Just a few quick observations today. One reason I stay in a RAW as long as possible is that quality and dynamic tonal control is at it’s highest on an original RAW file. Once we leave that environment, we can certainly still work with tonal values, but we throw away some of that precious information.
On the right is a sharpened and desaturated original file from Sunset’s Hidden Falls. On the left, the same file with nothing more than applying Dynamic Silver III from my new Silver Shadows 2 toolkit. This effect pulls out dynamic range without flattening the shadow and contrast too much. It could also be done manually of course.

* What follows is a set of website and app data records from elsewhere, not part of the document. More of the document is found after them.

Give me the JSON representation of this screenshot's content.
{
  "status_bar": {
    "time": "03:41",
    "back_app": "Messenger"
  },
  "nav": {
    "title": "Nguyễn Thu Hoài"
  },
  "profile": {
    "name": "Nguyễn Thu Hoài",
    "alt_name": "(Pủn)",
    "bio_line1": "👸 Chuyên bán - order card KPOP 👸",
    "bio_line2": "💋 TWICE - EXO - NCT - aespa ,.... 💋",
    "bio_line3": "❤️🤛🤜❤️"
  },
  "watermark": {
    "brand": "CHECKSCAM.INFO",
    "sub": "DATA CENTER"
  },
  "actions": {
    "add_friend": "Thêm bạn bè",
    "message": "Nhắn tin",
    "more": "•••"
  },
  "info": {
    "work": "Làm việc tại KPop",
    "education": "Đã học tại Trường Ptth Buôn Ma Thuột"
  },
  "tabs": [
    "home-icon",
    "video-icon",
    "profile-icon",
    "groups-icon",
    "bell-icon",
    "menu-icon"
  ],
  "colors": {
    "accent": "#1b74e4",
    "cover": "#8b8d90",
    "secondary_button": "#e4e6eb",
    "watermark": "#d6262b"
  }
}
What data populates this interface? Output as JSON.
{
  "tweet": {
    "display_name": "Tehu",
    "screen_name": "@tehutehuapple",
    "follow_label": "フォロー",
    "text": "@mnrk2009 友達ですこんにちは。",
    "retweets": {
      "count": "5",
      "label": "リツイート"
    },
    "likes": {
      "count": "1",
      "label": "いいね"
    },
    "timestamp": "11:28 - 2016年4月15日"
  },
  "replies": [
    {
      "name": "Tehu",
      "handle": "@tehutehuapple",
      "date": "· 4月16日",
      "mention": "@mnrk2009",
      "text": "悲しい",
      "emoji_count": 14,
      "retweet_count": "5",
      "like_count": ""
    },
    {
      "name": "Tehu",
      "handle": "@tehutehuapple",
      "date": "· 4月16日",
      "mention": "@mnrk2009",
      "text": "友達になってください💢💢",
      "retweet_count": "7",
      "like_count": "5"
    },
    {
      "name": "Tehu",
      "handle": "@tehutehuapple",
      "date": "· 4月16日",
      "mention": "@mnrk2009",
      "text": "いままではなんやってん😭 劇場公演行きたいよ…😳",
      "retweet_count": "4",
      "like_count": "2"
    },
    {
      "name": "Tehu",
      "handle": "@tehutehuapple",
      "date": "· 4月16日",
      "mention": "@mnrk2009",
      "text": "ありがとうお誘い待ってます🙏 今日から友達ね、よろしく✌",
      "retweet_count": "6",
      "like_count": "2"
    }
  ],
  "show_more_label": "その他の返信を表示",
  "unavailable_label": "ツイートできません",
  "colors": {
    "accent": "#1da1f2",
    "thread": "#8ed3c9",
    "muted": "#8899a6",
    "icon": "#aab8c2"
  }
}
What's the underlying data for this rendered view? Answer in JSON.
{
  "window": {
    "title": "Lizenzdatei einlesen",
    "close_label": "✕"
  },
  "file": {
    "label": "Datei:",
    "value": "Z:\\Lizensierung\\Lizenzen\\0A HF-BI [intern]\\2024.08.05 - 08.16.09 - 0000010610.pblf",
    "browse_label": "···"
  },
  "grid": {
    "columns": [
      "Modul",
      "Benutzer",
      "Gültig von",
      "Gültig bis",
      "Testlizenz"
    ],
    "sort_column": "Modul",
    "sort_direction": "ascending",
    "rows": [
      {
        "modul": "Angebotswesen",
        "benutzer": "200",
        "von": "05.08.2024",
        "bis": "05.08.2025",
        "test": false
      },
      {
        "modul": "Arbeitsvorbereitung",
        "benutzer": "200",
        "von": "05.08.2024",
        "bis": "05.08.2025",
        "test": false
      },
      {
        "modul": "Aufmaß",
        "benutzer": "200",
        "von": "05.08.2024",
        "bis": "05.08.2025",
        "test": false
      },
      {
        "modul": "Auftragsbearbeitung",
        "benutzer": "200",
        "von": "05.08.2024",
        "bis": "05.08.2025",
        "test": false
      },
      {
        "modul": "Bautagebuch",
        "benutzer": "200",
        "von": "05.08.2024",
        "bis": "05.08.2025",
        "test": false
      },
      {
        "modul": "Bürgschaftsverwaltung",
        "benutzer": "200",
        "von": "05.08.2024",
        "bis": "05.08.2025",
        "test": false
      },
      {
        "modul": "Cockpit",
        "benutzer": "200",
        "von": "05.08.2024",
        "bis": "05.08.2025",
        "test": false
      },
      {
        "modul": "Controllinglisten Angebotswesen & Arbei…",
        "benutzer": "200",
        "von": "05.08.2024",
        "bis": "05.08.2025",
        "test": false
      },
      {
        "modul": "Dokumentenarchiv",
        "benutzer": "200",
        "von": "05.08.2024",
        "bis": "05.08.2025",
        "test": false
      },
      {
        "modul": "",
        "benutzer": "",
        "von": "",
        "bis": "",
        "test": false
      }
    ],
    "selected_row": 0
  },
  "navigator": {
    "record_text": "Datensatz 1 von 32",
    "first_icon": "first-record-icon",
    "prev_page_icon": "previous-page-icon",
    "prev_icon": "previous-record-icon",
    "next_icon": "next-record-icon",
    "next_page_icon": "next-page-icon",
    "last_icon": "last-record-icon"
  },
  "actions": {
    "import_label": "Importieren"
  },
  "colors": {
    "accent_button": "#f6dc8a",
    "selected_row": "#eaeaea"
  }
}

Once I have the dynamic range under control, then I’ll move on to external edits as needed. I don’t hesitate to go into Photoshop (though I try to stay in 16bit mode) for detail work. I did plenty of that on the final version of this). But getting my basic tonal range managed before I leave the RAW file behind gives me better results and helps me maintain that quality as high as possible for my wall prints. It’s a better wokflow and a better image.